== Materials provided ==

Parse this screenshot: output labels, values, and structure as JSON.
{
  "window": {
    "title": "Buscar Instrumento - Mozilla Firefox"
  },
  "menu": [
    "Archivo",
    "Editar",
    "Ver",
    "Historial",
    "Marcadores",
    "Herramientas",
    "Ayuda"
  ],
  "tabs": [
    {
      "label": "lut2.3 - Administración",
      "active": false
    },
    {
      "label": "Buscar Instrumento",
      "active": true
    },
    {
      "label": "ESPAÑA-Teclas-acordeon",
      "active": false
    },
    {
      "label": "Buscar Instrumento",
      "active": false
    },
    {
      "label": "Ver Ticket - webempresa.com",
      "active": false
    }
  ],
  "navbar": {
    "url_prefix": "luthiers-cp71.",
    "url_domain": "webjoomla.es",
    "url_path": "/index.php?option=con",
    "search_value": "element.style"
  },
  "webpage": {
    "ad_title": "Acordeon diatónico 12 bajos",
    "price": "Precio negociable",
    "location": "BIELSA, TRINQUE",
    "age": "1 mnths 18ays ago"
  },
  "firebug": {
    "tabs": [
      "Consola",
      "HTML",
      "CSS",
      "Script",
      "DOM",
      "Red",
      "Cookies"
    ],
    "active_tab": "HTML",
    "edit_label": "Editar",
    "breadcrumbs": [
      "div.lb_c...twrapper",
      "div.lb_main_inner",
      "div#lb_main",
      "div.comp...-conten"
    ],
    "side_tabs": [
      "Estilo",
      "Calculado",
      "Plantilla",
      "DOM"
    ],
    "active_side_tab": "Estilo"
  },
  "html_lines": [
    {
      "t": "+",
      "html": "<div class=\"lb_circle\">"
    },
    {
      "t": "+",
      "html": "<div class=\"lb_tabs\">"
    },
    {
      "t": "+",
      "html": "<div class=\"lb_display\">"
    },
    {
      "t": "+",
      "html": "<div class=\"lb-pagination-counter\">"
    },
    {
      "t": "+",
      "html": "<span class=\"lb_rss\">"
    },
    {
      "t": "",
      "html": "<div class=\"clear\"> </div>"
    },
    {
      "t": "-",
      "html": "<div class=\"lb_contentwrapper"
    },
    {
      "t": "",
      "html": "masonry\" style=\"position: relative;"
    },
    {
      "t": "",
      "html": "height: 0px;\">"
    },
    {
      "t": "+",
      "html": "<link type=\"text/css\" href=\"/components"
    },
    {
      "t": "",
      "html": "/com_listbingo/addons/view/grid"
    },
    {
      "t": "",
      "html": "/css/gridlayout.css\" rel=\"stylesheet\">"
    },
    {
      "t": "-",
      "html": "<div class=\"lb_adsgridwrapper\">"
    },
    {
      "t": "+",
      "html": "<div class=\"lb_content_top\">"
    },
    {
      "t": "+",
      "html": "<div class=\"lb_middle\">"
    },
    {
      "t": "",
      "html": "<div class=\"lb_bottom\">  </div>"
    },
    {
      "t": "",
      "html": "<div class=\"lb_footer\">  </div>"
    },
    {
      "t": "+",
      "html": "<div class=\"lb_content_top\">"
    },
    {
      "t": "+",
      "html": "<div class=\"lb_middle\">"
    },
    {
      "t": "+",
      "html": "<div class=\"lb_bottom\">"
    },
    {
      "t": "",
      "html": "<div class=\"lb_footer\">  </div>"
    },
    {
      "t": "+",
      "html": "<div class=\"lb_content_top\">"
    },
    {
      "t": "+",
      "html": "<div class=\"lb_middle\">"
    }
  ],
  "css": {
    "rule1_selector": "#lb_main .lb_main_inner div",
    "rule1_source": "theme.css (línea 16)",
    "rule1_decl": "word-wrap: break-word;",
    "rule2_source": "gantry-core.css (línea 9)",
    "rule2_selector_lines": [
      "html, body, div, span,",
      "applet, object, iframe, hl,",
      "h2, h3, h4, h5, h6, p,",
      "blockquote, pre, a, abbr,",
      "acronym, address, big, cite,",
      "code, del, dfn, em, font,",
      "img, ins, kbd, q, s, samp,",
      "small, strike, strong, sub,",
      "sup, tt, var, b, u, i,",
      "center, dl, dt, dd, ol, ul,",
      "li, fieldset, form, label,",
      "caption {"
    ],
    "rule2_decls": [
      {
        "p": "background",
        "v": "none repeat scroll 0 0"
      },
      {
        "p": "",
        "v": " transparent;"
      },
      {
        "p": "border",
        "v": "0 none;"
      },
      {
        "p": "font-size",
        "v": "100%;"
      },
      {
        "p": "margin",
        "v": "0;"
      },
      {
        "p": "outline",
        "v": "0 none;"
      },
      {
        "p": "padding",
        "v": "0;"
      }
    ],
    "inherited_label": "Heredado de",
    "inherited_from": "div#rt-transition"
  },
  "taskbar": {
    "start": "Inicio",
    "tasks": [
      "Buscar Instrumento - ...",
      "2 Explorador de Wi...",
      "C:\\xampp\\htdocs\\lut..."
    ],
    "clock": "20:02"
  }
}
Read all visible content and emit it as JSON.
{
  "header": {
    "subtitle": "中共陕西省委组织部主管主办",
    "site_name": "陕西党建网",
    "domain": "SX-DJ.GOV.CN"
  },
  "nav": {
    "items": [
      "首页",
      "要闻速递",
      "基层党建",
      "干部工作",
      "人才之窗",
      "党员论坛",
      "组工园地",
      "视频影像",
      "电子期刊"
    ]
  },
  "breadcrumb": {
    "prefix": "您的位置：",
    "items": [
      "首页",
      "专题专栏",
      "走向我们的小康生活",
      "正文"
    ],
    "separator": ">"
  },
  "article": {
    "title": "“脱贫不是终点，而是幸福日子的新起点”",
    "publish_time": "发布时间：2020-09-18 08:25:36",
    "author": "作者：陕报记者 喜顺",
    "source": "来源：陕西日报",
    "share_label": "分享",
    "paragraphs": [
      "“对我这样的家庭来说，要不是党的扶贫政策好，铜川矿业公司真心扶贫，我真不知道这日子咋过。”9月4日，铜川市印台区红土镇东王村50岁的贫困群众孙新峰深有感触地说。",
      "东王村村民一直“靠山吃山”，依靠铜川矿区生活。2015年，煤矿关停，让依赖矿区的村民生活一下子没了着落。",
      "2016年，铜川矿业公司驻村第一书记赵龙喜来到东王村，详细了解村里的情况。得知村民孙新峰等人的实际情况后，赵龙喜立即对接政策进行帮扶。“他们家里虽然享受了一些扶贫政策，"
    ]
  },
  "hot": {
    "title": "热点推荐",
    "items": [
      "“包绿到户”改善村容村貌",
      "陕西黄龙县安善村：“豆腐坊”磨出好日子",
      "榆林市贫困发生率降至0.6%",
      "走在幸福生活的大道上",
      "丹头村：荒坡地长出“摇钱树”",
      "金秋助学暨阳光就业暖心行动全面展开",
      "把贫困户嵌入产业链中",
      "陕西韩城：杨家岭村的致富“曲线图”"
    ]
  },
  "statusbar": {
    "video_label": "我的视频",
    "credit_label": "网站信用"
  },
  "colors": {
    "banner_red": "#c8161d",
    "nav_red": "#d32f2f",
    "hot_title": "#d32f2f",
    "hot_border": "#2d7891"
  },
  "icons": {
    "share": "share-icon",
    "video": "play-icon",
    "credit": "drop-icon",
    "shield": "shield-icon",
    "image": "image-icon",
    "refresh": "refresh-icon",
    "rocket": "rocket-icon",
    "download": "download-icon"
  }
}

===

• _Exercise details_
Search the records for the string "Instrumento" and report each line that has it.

• _Written answer_
    "title": "Buscar Instrumento - Mozilla Firefox"
      "label": "Buscar Instrumento",
      "label": "Buscar Instrumento",
      "Buscar Instrumento - ...",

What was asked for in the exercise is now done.